* Given data:
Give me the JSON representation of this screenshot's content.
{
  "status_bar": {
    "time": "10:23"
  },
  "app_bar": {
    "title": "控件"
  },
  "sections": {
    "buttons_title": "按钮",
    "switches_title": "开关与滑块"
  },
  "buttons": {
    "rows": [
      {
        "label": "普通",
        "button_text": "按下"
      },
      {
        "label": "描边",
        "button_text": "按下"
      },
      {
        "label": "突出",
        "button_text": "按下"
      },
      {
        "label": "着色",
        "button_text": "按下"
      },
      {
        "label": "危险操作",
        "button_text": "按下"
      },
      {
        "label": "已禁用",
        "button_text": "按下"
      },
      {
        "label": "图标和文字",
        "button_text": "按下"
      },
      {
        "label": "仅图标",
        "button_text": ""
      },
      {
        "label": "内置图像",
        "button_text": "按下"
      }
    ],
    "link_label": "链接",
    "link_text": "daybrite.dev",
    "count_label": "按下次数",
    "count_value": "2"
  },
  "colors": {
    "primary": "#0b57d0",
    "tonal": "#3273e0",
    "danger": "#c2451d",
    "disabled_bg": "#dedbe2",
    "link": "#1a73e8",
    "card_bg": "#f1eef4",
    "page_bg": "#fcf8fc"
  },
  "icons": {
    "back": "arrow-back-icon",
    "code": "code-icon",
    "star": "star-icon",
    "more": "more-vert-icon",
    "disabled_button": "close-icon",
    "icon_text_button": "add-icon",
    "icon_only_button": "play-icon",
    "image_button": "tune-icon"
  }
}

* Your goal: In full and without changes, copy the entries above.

* Written solution:
Give me the JSON representation of this screenshot's content.
{
  "status_bar": {
    "time": "10:23"
  },
  "app_bar": {
    "title": "控件"
  },
  "sections": {
    "buttons_title": "按钮",
    "switches_title": "开关与滑块"
  },
  "buttons": {
    "rows": [
      {
        "label": "普通",
        "button_text": "按下"
      },
      {
        "label": "描边",
        "button_text": "按下"
      },
      {
        "label": "突出",
        "button_text": "按下"
      },
      {
        "label": "着色",
        "button_text": "按下"
      },
      {
        "label": "危险操作",
        "button_text": "按下"
      },
      {
        "label": "已禁用",
        "button_text": "按下"
      },
      {
        "label": "图标和文字",
        "button_text": "按下"
      },
      {
        "label": "仅图标",
        "button_text": ""
      },
      {
        "label": "内置图像",
        "button_text": "按下"
      }
    ],
    "link_label": "链接",
    "link_text": "daybrite.dev",
    "count_label": "按下次数",
    "count_value": "2"
  },
  "colors": {
    "primary": "#0b57d0",
    "tonal": "#3273e0",
    "danger": "#c2451d",
    "disabled_bg": "#dedbe2",
    "link": "#1a73e8",
    "card_bg": "#f1eef4",
    "page_bg": "#fcf8fc"
  },
  "icons": {
    "back": "arrow-back-icon",
    "code": "code-icon",
    "star": "star-icon",
    "more": "more-vert-icon",
    "disabled_button": "close-icon",
    "icon_text_button": "add-icon",
    "icon_only_button": "play-icon",
    "image_button": "tune-icon"
  }
}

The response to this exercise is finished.